Which lines in the data contain the word "巨型发电机"? Please copy each of them.

Given data
______

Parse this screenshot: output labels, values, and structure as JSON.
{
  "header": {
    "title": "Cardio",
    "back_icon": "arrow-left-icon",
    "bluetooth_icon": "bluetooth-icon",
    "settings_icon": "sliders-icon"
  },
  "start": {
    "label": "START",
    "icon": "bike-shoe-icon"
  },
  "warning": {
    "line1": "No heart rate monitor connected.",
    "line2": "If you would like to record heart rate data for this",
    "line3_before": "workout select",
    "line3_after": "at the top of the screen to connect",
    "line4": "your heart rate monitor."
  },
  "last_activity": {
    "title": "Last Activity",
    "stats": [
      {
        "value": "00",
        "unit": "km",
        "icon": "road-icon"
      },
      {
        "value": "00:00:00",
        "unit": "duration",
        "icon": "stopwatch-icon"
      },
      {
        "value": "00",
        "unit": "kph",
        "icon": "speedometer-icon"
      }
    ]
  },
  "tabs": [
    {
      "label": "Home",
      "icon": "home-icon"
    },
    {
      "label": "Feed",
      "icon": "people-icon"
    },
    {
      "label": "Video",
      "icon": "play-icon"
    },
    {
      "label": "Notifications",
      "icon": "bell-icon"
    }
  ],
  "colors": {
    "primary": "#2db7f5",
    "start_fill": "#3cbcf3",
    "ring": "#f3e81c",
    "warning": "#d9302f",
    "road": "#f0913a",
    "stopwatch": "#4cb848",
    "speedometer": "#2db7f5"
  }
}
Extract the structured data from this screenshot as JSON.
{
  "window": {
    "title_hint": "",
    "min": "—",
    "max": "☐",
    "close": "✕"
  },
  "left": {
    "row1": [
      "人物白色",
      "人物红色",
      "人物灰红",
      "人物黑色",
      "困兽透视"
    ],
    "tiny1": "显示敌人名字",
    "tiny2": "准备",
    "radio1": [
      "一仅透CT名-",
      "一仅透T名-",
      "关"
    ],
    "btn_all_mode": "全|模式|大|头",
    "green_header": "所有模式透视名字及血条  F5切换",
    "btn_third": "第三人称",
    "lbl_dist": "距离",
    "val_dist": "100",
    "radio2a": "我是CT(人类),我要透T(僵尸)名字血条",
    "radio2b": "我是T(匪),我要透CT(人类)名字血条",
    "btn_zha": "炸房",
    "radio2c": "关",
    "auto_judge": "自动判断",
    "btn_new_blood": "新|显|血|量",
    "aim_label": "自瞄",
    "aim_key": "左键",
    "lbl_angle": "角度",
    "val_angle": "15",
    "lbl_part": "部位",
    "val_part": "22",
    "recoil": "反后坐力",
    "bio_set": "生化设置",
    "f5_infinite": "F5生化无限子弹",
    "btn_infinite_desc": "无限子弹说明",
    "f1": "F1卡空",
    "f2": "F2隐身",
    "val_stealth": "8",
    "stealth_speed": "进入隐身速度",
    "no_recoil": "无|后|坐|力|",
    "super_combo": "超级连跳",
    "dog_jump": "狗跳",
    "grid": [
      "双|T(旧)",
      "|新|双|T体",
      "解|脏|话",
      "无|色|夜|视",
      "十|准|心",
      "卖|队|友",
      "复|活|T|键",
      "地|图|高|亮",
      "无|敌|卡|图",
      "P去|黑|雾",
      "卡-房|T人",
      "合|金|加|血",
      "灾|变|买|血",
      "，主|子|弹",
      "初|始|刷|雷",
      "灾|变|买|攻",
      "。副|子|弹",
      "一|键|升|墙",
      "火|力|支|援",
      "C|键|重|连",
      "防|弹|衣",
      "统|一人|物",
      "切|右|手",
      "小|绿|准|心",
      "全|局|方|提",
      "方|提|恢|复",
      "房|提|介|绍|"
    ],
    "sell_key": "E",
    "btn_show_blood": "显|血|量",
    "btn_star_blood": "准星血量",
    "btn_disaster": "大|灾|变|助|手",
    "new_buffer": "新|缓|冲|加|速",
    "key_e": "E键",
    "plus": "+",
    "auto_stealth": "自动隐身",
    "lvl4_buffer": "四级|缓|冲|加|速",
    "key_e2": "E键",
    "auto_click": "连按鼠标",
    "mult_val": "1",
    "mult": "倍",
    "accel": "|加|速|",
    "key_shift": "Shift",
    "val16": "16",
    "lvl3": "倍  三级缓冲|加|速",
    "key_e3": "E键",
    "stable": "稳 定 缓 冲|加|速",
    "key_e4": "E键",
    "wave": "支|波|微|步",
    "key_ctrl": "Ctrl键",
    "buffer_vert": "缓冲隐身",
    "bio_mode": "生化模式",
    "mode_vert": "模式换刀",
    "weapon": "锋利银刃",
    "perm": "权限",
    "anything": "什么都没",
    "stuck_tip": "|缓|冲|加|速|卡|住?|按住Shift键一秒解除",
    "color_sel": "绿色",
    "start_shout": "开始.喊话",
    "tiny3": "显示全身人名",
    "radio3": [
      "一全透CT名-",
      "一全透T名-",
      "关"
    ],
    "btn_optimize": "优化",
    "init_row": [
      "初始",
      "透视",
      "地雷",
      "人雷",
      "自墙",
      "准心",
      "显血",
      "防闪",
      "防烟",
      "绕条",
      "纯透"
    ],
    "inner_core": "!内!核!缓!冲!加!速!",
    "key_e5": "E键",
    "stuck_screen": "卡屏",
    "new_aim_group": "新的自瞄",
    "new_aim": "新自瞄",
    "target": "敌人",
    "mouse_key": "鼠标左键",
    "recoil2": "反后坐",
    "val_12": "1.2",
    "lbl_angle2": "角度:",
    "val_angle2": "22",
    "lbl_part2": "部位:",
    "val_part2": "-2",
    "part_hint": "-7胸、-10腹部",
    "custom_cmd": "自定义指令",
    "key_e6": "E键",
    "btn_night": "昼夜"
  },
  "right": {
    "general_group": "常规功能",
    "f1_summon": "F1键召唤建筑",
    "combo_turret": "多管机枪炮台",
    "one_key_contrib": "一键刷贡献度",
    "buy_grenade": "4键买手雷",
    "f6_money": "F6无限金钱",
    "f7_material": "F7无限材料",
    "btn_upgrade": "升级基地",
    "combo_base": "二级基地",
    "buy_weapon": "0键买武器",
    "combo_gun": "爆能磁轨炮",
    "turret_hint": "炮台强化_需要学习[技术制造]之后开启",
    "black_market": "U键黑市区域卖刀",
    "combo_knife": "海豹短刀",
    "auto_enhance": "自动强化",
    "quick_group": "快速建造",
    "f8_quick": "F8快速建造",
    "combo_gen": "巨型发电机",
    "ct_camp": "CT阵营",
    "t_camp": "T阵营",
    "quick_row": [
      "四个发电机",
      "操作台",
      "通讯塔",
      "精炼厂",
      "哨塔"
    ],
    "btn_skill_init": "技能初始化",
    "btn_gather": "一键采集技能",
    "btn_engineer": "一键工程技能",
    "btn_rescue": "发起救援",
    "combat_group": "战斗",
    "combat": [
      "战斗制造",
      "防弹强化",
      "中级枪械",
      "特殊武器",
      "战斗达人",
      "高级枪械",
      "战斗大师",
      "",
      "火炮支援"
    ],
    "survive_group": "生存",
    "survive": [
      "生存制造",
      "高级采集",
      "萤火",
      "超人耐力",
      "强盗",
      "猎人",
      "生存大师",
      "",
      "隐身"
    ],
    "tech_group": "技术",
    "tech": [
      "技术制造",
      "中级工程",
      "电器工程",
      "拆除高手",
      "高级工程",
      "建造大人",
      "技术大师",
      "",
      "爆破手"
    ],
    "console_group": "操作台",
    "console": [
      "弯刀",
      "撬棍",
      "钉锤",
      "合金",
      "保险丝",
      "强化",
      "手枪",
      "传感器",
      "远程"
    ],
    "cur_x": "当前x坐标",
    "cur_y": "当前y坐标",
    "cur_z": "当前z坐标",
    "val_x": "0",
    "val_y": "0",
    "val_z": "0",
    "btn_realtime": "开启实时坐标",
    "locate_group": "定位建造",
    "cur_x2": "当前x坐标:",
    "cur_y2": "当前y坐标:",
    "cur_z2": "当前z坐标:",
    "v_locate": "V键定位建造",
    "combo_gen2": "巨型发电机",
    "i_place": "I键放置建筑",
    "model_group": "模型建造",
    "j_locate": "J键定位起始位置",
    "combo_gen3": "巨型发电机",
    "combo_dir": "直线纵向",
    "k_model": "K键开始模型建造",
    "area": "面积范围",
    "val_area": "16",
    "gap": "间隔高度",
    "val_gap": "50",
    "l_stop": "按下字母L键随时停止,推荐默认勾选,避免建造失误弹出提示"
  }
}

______

Answer to this exercise
    "combo_gen": "巨型发电机",
    "combo_gen2": "巨型发电机",
    "combo_gen3": "巨型发电机",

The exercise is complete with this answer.